* [INPUT MATERIAL]

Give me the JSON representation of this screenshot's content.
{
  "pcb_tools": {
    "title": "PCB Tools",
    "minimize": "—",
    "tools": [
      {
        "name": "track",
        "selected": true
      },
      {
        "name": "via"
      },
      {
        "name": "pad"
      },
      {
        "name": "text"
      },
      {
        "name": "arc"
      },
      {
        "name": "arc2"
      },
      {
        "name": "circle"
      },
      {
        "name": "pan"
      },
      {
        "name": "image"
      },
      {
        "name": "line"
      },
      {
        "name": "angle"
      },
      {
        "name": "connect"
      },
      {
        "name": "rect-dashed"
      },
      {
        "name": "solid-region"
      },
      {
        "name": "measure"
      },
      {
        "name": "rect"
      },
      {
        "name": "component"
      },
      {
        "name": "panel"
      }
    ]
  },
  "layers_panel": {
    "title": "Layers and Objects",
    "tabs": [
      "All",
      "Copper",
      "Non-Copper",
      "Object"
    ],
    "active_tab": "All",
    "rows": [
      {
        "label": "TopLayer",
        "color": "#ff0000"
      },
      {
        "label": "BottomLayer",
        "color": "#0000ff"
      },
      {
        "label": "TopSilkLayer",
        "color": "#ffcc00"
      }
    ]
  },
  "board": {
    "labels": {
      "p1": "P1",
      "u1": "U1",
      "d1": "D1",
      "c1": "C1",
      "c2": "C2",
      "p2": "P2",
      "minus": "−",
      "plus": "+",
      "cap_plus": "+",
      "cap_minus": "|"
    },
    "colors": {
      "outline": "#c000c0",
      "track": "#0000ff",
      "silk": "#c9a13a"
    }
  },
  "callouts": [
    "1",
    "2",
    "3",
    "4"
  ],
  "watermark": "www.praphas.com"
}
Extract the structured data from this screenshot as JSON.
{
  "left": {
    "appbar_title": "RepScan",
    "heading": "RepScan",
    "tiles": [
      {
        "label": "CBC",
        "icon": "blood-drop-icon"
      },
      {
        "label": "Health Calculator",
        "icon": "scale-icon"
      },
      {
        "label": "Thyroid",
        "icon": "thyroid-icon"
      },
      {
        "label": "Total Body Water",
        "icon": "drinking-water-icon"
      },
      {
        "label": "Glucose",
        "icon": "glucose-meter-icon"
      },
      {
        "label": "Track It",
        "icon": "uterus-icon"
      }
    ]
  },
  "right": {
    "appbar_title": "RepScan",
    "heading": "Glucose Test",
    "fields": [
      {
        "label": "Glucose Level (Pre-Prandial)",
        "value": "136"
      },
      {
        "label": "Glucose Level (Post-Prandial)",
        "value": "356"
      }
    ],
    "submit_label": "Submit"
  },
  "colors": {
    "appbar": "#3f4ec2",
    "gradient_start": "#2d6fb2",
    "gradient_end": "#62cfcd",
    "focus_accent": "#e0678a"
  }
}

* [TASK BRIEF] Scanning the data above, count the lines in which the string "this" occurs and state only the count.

* [WRITTEN RESPONSE] 2